Increased activity at Volcán Turrialba has caused the national emergency commission to take additional measures around the mountain.
The volcano has been having small eruptions up to an average of once an hour.
Officials and scientists fear that something larger is likely.
Most of the livestock from farms and ranches near the volcano are being relocated. One school in the community of El Centro is being closed. Students from a second school are being transferred to an institution further away.
Animal health officials said that there were 279 cows within two kilometers of the volcano. Most are milk cows.
This is not a bad development for the animals because the pastures in the vicinity of the mountain are covered with volcanic ash. Farmers with crops in the field have had to spray the plants each day to wash off damaging ash.
Some of the trees and bushes near the volcano have suffered considerably from the acidic vapor generated by the rain and the volcano.
The Comisión Nacional de Prevención de Riesgos y Atención de Emergencias has established a second ring with a five-kilometer radius around the mountain. Inside this ring residents are being instructed on emergency procedures and local emergency committees have been formed. The
commission gave a summary Monday of its efforts to date.
The Ministerio de Obras Públicas y Transportes reported that it has invested more than $1 million in improving the roads around the volcano so that they are suitable for a hasty evacuation.
The mountain continues to be under heavy surveillance, and every microquake beneath the volcano is logged and studied.
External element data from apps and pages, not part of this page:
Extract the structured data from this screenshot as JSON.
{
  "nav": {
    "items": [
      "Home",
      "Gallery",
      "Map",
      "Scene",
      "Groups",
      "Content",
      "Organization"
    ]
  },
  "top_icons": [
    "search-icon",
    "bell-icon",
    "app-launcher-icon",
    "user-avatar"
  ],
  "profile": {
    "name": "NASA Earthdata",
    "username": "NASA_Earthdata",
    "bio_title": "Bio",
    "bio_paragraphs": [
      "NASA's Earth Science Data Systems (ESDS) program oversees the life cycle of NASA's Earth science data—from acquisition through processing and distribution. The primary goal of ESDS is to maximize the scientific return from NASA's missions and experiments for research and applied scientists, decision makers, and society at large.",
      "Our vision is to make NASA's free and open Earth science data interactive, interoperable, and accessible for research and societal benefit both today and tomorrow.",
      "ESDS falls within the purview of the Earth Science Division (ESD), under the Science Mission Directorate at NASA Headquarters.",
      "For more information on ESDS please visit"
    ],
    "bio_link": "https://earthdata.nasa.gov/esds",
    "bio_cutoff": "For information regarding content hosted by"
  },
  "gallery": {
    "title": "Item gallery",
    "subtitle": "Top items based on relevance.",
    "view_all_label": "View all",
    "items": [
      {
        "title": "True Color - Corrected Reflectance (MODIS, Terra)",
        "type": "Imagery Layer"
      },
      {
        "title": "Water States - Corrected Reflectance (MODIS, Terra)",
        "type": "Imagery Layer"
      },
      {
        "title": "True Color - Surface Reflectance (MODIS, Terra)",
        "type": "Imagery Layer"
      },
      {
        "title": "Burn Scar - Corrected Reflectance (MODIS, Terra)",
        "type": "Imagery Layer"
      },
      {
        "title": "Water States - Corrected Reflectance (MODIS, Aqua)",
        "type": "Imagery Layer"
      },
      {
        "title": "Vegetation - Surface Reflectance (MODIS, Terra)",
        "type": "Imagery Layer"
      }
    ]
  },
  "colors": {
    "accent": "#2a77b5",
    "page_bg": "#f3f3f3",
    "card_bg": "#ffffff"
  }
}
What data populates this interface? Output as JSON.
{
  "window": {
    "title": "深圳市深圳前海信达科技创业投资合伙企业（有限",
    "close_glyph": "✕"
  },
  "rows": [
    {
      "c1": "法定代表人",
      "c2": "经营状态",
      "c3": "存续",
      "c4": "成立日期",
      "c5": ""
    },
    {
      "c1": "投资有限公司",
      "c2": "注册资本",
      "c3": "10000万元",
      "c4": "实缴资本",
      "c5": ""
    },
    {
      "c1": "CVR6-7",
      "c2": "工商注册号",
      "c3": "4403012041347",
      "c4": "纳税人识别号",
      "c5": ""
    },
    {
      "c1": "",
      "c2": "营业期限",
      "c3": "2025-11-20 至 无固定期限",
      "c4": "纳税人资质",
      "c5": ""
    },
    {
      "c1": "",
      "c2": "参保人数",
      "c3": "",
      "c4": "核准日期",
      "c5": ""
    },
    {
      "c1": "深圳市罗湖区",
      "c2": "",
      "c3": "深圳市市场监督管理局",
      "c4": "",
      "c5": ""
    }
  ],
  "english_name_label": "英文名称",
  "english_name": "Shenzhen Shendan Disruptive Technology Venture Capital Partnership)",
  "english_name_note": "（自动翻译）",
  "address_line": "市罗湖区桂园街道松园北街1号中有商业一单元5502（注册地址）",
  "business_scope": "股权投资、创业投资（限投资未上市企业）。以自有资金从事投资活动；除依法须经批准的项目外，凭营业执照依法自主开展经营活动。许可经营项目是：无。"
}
There is a probability that the volcano will simply return to sleep, although volcano scientists are predicting at least a small eruption. The major damage in the past has been the grounding of aircraft at Juan Santamaría airport due to deposits of ash.